### How to complete this task:
Wherever a line in the data below holds "outdegree", copy that line.

### Given data:
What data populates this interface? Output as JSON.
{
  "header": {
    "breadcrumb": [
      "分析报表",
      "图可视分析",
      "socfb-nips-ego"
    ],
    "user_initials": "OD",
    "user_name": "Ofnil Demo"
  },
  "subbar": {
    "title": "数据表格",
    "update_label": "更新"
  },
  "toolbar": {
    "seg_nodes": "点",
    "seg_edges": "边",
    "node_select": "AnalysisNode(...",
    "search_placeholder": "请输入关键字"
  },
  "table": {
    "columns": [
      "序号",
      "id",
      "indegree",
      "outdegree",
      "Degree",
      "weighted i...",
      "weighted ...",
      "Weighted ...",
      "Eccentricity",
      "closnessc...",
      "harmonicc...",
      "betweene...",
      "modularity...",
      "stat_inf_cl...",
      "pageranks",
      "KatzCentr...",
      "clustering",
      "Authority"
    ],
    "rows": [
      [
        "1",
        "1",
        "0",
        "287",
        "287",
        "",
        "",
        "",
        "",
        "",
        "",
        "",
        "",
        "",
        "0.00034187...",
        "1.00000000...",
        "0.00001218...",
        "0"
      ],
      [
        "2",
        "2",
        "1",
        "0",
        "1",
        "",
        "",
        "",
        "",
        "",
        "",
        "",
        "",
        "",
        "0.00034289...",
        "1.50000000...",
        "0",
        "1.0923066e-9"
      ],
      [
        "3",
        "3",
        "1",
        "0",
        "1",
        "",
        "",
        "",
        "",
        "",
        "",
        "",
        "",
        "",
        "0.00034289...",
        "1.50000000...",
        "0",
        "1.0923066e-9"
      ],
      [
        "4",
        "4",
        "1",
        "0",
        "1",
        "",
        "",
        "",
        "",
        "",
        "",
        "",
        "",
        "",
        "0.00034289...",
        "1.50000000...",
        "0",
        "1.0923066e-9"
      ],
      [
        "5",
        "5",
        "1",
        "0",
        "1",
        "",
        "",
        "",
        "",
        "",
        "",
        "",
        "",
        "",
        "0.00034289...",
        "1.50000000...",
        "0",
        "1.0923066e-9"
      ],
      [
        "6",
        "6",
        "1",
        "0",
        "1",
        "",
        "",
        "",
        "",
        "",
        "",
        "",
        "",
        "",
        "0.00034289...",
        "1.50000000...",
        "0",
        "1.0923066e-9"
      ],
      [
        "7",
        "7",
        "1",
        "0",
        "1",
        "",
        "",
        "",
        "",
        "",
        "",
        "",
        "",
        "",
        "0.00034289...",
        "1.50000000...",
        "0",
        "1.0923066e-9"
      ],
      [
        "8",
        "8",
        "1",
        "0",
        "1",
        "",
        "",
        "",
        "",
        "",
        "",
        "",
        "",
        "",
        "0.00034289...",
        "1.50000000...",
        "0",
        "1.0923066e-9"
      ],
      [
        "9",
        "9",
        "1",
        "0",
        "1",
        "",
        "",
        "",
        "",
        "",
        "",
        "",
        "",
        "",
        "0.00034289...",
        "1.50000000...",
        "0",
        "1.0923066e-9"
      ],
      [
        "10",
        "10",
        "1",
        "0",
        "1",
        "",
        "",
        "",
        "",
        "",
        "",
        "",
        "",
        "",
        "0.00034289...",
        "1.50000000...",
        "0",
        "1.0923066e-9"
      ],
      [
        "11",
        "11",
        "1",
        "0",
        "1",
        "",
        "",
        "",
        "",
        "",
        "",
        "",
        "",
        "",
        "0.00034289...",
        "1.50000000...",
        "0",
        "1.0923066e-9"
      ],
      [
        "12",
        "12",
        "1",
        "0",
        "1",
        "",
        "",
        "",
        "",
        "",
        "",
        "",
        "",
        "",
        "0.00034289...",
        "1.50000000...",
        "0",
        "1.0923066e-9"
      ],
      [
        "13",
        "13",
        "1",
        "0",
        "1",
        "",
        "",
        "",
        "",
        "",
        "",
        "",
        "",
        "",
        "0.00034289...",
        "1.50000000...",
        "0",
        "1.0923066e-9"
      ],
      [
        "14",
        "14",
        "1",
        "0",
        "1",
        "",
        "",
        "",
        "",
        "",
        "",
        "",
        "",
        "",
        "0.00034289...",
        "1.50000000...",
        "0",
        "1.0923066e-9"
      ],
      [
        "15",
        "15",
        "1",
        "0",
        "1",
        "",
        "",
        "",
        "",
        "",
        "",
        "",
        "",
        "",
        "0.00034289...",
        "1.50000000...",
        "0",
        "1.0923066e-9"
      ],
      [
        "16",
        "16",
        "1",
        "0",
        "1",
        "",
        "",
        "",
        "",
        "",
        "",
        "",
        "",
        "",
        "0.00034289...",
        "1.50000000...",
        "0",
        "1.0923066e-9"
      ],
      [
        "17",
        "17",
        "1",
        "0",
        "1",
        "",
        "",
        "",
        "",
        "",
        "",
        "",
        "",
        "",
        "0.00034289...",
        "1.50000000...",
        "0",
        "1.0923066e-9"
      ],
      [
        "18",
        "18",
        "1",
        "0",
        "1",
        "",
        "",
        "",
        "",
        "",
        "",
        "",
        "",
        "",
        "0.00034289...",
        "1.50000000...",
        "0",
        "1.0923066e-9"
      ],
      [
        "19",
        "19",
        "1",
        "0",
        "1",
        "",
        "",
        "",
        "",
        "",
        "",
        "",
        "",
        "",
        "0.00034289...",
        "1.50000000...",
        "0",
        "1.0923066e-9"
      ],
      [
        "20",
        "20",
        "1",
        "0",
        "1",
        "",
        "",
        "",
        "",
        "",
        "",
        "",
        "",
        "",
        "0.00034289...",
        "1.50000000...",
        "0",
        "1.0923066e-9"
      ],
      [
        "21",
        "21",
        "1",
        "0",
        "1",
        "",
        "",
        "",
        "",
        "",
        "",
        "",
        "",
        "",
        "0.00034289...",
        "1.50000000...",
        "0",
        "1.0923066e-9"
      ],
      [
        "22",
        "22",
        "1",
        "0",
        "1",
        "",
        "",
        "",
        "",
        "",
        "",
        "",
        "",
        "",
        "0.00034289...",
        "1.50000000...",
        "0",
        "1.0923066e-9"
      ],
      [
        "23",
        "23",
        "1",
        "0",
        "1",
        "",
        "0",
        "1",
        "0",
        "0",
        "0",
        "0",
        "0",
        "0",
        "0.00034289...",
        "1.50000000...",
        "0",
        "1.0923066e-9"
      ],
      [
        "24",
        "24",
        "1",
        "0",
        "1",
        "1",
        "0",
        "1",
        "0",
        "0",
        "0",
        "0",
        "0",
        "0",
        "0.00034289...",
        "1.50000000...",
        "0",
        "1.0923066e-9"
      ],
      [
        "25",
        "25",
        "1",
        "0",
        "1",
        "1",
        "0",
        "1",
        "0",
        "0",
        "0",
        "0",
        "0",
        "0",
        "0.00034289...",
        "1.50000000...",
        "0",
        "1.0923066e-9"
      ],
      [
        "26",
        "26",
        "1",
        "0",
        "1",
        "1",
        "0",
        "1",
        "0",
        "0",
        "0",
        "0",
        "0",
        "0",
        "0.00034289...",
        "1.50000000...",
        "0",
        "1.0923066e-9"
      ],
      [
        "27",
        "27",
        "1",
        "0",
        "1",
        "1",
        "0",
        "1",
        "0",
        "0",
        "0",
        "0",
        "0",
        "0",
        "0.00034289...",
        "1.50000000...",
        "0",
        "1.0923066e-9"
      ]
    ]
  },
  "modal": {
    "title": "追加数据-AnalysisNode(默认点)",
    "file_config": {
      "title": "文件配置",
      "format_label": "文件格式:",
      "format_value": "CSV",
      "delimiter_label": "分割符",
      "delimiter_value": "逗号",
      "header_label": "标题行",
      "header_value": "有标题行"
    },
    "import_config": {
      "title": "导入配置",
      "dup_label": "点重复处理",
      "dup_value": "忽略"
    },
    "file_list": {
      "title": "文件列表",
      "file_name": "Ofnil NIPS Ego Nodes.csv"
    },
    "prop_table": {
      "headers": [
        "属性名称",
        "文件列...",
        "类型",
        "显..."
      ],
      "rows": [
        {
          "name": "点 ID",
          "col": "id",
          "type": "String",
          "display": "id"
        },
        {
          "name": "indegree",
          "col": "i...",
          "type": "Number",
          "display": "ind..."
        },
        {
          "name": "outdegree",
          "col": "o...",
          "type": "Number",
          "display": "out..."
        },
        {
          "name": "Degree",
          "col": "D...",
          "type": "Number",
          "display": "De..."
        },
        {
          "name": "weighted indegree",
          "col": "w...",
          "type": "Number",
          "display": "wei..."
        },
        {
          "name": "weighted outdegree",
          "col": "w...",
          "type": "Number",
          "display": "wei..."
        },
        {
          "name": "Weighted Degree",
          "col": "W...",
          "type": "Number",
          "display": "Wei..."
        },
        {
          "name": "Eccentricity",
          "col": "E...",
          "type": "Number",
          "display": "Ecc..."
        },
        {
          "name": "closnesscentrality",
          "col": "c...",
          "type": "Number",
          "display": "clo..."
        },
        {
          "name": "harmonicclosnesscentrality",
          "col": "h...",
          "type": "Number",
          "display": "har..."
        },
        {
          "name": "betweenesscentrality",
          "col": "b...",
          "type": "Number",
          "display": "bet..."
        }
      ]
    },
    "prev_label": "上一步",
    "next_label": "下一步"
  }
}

### Your solution:
      "outdegree",
          "name": "outdegree",
          "name": "weighted outdegree",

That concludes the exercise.